----- MATERIAL TO PROCESS -----
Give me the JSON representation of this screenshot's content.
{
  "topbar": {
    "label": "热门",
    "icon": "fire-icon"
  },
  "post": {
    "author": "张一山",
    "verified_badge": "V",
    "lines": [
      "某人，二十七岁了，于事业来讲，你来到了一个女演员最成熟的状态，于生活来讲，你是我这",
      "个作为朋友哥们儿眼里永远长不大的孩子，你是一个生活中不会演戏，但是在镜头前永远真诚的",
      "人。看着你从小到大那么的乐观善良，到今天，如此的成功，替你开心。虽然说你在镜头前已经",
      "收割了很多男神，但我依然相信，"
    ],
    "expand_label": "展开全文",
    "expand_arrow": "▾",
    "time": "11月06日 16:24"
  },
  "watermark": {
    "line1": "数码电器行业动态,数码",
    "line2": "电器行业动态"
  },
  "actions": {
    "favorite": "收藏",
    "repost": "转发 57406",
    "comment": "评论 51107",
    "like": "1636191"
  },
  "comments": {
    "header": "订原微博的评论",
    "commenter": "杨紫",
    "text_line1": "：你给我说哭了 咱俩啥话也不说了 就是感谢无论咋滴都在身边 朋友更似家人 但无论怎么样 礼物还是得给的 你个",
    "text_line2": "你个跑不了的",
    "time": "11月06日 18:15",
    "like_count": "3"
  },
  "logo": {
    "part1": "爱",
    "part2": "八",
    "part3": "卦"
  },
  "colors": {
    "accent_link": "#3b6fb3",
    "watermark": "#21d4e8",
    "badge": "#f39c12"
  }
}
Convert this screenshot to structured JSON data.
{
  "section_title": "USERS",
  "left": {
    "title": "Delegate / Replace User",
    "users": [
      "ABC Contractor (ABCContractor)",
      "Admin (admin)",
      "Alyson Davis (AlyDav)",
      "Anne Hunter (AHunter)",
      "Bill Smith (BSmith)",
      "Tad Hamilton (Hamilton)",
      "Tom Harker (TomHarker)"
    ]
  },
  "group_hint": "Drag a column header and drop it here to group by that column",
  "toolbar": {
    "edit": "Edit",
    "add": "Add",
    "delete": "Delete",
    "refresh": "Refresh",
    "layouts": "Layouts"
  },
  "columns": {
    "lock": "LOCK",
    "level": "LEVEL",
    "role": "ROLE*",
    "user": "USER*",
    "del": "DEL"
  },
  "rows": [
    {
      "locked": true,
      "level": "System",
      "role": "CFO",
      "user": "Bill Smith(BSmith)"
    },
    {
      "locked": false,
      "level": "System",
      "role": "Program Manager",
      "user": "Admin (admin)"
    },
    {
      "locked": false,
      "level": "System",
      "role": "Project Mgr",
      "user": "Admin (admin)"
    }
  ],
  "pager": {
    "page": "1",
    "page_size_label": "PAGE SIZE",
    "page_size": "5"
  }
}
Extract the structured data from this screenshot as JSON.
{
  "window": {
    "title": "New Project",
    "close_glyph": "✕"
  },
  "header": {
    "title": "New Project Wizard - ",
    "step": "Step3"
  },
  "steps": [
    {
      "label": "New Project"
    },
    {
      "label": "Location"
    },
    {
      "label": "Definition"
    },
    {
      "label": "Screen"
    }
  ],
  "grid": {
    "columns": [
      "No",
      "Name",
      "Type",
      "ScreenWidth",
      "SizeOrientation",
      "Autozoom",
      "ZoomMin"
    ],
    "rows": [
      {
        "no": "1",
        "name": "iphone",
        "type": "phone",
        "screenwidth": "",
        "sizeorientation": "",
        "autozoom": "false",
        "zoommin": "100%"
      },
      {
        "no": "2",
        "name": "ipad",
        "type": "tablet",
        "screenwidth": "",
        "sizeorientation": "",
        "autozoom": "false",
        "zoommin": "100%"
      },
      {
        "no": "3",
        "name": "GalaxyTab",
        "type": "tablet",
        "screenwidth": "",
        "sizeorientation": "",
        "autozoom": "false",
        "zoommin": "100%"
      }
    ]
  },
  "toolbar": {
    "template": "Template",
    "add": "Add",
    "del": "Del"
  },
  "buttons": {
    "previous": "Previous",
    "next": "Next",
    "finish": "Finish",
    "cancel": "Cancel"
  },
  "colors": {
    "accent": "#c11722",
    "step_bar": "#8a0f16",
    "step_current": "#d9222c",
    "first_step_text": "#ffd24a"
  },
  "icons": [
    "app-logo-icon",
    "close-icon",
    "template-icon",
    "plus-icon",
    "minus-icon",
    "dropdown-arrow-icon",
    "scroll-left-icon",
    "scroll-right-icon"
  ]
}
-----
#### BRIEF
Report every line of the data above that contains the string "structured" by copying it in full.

#### EXERCISE ANSWER
Convert this screenshot to structured JSON data.
Extract the structured data from this screenshot as JSON.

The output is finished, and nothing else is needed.